- Illness: A stranded whale might be infested with parasites, poisoned by industrial or natural toxins, or have had problems during birthing.
- Social Cohesion: Group strandings may be a consequence for open-ocean species that are highly social. At sea, a whale may signal for help if in trouble. Closer to shore, this survival strategy may be disastrous, drawing the rest of the pod into the stranding.
- Magnetic Phenomena: Some people have suggested that abnormalities in the Earth’s magnetic field may cause strandings. However, this does not appear to hold true in all parts of the world.
- Coastline Composition: Whales chasing prey near shallow sloping beaches can strand. They can also be trapped by receding tides or swept off course and onto the shore by strong currents.

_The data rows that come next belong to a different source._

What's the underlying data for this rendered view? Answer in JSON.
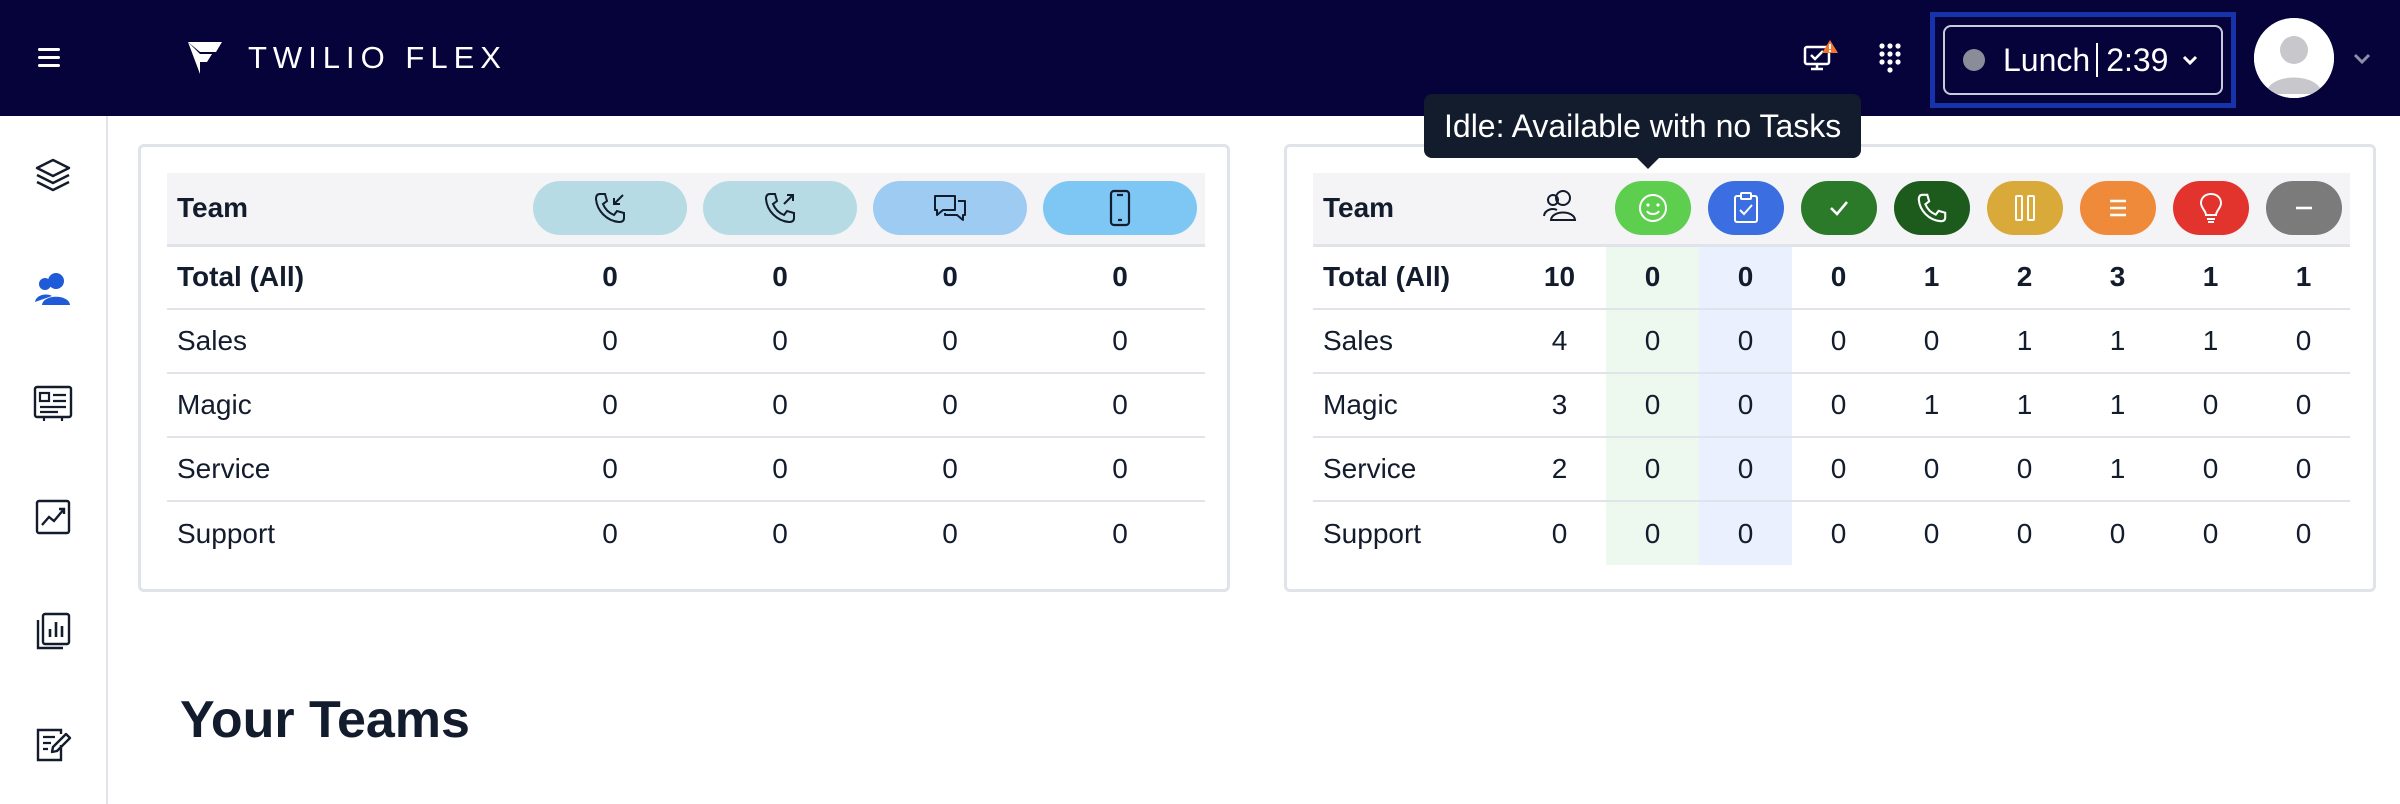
{
  "header": {
    "brand": "TWILIO FLEX",
    "status": {
      "activity": "Lunch",
      "timer": "2:39"
    }
  },
  "sidenav": {
    "items": [
      {
        "name": "layers-icon"
      },
      {
        "name": "agents-icon"
      },
      {
        "name": "profile-card-icon"
      },
      {
        "name": "analytics-icon"
      },
      {
        "name": "reports-icon"
      },
      {
        "name": "edit-form-icon"
      }
    ]
  },
  "tooltip": "Idle: Available with no Tasks",
  "tasks_table": {
    "team_header": "Team",
    "columns": [
      "incoming-call-icon",
      "outgoing-call-icon",
      "chat-icon",
      "mobile-icon"
    ],
    "rows": [
      {
        "team": "Total (All)",
        "values": [
          "0",
          "0",
          "0",
          "0"
        ]
      },
      {
        "team": "Sales",
        "values": [
          "0",
          "0",
          "0",
          "0"
        ]
      },
      {
        "team": "Magic",
        "values": [
          "0",
          "0",
          "0",
          "0"
        ]
      },
      {
        "team": "Service",
        "values": [
          "0",
          "0",
          "0",
          "0"
        ]
      },
      {
        "team": "Support",
        "values": [
          "0",
          "0",
          "0",
          "0"
        ]
      }
    ]
  },
  "agents_table": {
    "team_header": "Team",
    "columns": [
      {
        "icon": "agents-icon",
        "color": "#ffffff"
      },
      {
        "icon": "smiley-icon",
        "color": "#5ece4f"
      },
      {
        "icon": "clipboard-check-icon",
        "color": "#3b6ee0"
      },
      {
        "icon": "check-icon",
        "color": "#2a7a2a"
      },
      {
        "icon": "phone-icon",
        "color": "#1d5b1d"
      },
      {
        "icon": "pause-icon",
        "color": "#d9a93a"
      },
      {
        "icon": "menu-lines-icon",
        "color": "#ef8a3a"
      },
      {
        "icon": "lightbulb-icon",
        "color": "#e3332d"
      },
      {
        "icon": "minus-icon",
        "color": "#7b7b7b"
      }
    ],
    "rows": [
      {
        "team": "Total (All)",
        "values": [
          "10",
          "0",
          "0",
          "0",
          "1",
          "2",
          "3",
          "1",
          "1"
        ]
      },
      {
        "team": "Sales",
        "values": [
          "4",
          "0",
          "0",
          "0",
          "0",
          "1",
          "1",
          "1",
          "0"
        ]
      },
      {
        "team": "Magic",
        "values": [
          "3",
          "0",
          "0",
          "0",
          "1",
          "1",
          "1",
          "0",
          "0"
        ]
      },
      {
        "team": "Service",
        "values": [
          "2",
          "0",
          "0",
          "0",
          "0",
          "0",
          "1",
          "0",
          "0"
        ]
      },
      {
        "team": "Support",
        "values": [
          "0",
          "0",
          "0",
          "0",
          "0",
          "0",
          "0",
          "0",
          "0"
        ]
      }
    ]
  },
  "section": {
    "title": "Your Teams"
  }
}
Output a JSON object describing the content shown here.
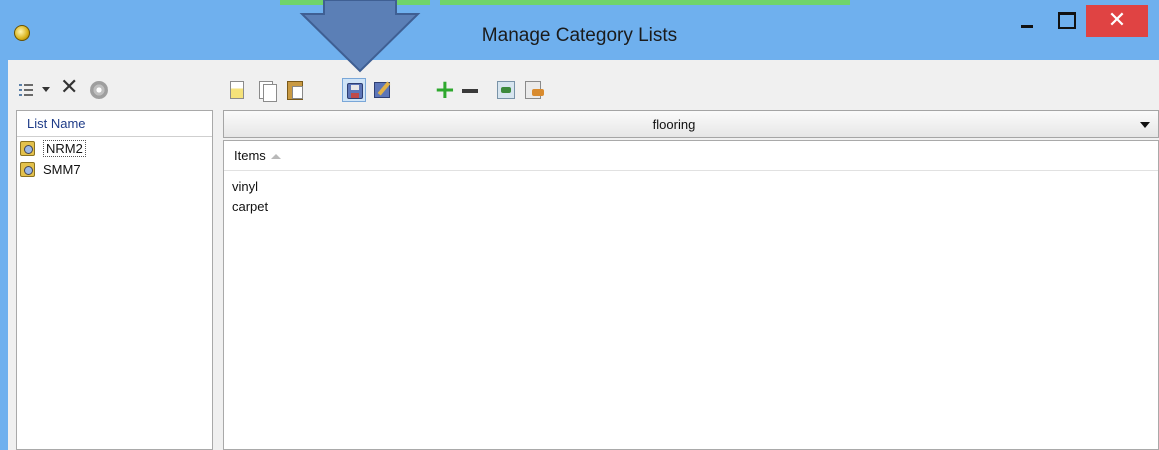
{
  "window": {
    "title": "Manage Category Lists",
    "close_glyph": "✕"
  },
  "colors": {
    "frame": "#6fb0ee",
    "close_button": "#e04343",
    "arrow": "#5b7fb6",
    "list_header_text": "#1f3c88"
  },
  "toolbar": {
    "left_icons": [
      "list-view-icon",
      "dropdown-arrow-icon",
      "delete-icon",
      "settings-gear-icon"
    ],
    "right_icons": [
      "new-icon",
      "copy-icon",
      "paste-icon",
      "save-icon",
      "edit-icon",
      "add-icon",
      "remove-icon",
      "import-icon",
      "export-icon"
    ]
  },
  "lists": {
    "header": "List Name",
    "items": [
      {
        "name": "NRM2",
        "selected": true
      },
      {
        "name": "SMM7",
        "selected": false
      }
    ]
  },
  "category": {
    "selected": "flooring"
  },
  "items_table": {
    "header": "Items",
    "rows": [
      "vinyl",
      "carpet"
    ]
  }
}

Due to its tidal extremes and unusually irregular coastline that spans a wide range of ocean waters—both sub-tropical and polar—New Zealand has one of the highest whale stranding rates in the world. But it also has a high rescue success rate, and has led the development of several rescue techniques.